A YouTube account was opened in Brink’s name that included an animation titled “Asian homosexual gets molested.”
The name change and bullying were first reported by The Washington Post.
Court documents laying out Aldrich’s arrest were sealed at the request of prosecutors. Aldrich was released from the hospital and was being held at the El Paso County jail, police said.
Local and federal authorities have declined to answer questions about why hate crime charges were being considered.
District Attorney Michael Allen noted that the murder charges would carry the harshest penalty — life in prison — whereas bias crimes are eligible for probation. He also said it was important to show the community that bias motivated crimes are not tolerated.
Aldrich was arrested last year after his mother reported that he threatened her with a homemade bomb and other weapons. Ring doorbell video shows Aldrich arriving at their mother’s front door with a big black bag the day of the 2021 bomb threat, telling her the police were nearby and adding, “This is where I stand. Today I die.”
The alleged Colorado nightclub shooter wanted to be “the next mass killer” – and whined that his grandparents’ plans to move down south would ruin a plot to build a bomb, according to records from a previous arrest.

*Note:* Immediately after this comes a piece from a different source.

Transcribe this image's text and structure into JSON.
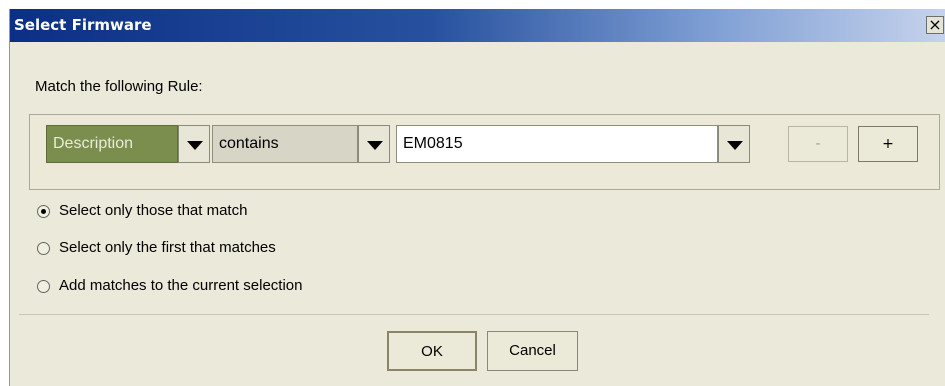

Aldrich flew into a rage and threatened to kill his grandparents when they told them they had sold their house and planned to move to Florida in June 2021, according to media reports based on official records.
The incident ended with a SWAT team swarming Aldrich’s mother’s home, more than a year before he allegedly stormed an LGBTQ nightclub in Colorado Springs and killed five people.
The results in the 2021 bomb-threat incident are under seal and it’s not clear whether the charges were dismissed, it is puzzling why Aldrich still had access to deadly weapons after the incident.
Authorities at the time said no explosives were found, but gun-control advocates have asked why police didn’t use Colorado’s “red flag” laws to seize the weapons Aldrich’s mother says her son had.
Allen declined to answer questions related to the 2021 bomb threat following Wednesday’s court hearing.
The weekend assault took place at a nightclub known as a sanctuary for the LGBTQ community in this mostly conservative city of about 480,000 about 70 miles south of Denver.
A longtime Club Q patron who was shot said the club’s reputation made it a target. Speaking in a video statement released by UC Health Memorial Hospital, Ed Sanders said he thought about what he would do in a mass shooting after the 2016 massacre of 49 people at the Pulse gay nightclub in Orlando, Florida.
“I think this incident underlines the fact that LGBT people need to be loved,” said Sanders, 63. “I want to be resilient. I’m a survivor. I’m not going to be taken out by some sick person.”
Authorities said Aldrich used a long rifle and was stopped by two club patrons including former Army Major Richard Fierro, who told reporters that he took a handgun from Aldrich, hit the attacker with it and pinned down the assailant with help from another person until police arrived.
The victims were Raymond Green Vance, 22, a Colorado Springs native who was saving money to get his own apartment; Ashley Paugh, 35, a mother who helped find homes for foster children; Daniel Aston, 28, who had worked at the club as a bartender and entertainer; Kelly Loving, 40, whose sister described her as “caring and sweet”; and Derrick Rump, 38, another club bartender known for his wit.
A database run by the AP, USA Today and Northeastern University that tracks every mass killing in America going back to 2006 shows that the U.S. has now had 40 mass killings so far in 2022. That compares with 45 for all of 2019, the highest year in the database, which defines a mass killing as at least four people killed, not including the killer.